# THE PROBLEM:
Where in the data does the word "Yuli" appear? Find those lines and copy them.

# Stored data entries:
—————
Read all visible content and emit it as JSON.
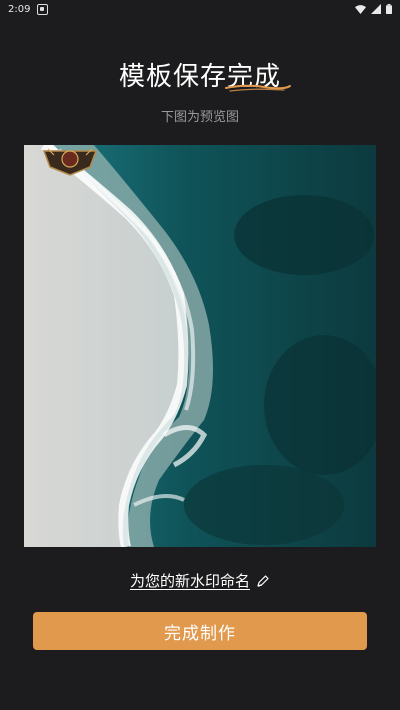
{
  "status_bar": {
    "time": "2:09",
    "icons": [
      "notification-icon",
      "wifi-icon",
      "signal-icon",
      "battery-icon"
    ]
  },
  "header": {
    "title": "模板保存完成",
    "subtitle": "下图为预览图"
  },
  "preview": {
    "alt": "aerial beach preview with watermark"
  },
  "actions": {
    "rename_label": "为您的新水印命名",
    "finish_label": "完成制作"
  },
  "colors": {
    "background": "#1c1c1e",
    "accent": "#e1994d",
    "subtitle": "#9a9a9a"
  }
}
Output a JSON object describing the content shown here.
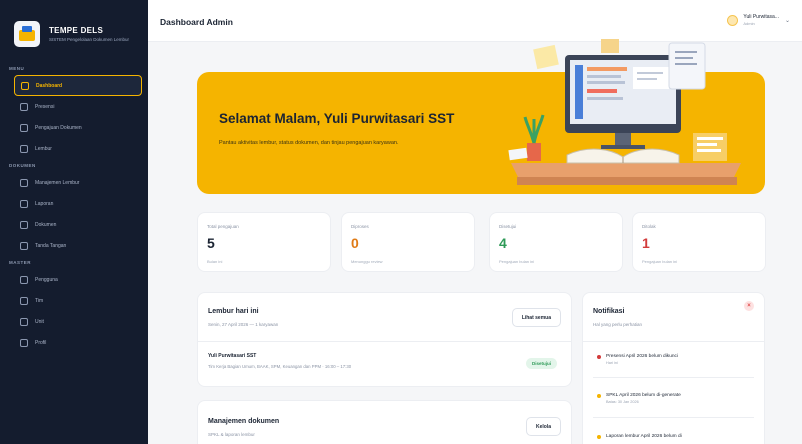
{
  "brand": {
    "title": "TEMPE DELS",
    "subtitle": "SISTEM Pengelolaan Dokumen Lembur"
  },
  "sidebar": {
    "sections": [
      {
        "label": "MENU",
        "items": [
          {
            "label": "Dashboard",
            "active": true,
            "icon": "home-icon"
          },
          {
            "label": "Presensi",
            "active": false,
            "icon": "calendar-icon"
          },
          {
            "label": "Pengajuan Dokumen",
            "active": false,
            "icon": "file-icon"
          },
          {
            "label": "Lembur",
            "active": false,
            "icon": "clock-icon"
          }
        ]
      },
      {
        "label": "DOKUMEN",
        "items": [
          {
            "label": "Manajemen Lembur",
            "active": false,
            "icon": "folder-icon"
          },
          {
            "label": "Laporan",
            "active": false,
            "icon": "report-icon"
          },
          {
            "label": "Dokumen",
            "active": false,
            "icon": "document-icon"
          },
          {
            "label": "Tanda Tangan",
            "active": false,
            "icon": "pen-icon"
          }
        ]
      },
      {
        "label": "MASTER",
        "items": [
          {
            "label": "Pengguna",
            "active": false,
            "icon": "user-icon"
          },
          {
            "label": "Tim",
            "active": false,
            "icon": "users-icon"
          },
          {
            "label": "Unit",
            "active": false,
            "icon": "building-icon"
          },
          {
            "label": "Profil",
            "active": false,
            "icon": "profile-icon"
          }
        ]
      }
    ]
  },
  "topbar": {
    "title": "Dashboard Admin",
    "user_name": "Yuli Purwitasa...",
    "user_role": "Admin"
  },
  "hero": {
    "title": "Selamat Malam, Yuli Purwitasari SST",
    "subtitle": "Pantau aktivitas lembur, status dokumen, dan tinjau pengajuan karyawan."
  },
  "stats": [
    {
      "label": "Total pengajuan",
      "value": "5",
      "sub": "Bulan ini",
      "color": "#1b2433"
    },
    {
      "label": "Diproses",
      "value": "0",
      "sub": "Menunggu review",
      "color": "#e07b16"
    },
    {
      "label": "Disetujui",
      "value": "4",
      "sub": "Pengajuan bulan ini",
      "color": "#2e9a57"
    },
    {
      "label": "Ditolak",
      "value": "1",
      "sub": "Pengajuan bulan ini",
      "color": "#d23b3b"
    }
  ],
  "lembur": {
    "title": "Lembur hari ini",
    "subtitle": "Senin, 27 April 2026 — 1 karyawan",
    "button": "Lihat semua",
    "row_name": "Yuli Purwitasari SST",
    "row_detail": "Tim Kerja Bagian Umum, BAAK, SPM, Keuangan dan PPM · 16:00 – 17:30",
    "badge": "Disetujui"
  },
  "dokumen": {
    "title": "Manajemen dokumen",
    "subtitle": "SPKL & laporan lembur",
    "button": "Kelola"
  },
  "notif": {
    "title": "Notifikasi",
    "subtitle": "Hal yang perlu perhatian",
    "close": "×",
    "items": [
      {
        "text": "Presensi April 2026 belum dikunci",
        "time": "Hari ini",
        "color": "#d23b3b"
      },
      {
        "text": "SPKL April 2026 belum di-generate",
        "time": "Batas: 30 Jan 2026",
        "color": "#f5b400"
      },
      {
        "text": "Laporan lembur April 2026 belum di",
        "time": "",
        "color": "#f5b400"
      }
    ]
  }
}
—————
# WRITTEN ANSWER:
    "user_name": "Yuli Purwitasa...",
    "title": "Selamat Malam, Yuli Purwitasari SST",
    "row_name": "Yuli Purwitasari SST",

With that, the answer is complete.